▶ EXERCISE INSTRUCTIONS: The only thing to send back is the number of lines below that hold the string "range".
==== SOURCE MATERIAL ====
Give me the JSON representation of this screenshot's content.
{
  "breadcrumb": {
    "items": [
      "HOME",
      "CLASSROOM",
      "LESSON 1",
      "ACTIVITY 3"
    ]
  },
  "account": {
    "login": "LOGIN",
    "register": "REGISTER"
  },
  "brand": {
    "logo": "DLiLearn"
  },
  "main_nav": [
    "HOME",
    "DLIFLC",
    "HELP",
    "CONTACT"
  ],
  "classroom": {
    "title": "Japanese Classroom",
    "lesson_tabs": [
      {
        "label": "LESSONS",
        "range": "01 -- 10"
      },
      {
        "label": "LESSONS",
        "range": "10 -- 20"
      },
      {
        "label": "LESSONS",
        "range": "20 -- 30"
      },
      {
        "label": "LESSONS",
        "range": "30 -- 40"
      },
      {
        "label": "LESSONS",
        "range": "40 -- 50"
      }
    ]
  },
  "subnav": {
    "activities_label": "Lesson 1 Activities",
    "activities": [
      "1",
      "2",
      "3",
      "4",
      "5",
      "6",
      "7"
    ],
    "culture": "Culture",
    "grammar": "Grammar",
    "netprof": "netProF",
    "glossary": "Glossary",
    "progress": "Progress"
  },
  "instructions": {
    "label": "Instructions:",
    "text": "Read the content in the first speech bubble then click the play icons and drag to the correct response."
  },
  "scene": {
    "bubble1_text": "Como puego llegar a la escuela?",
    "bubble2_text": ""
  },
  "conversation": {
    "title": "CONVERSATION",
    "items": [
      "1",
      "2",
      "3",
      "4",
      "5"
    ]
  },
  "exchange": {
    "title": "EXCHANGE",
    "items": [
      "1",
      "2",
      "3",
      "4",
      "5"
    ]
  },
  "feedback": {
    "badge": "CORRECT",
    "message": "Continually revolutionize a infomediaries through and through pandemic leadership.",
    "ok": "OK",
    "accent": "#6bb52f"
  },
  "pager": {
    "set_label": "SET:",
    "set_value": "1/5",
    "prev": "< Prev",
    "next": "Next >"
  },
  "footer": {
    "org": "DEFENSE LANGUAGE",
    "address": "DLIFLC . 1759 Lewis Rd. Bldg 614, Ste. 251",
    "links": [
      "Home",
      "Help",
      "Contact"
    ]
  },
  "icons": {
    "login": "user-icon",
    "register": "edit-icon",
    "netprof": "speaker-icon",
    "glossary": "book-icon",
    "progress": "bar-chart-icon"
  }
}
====
▶ THE ANSWER: 5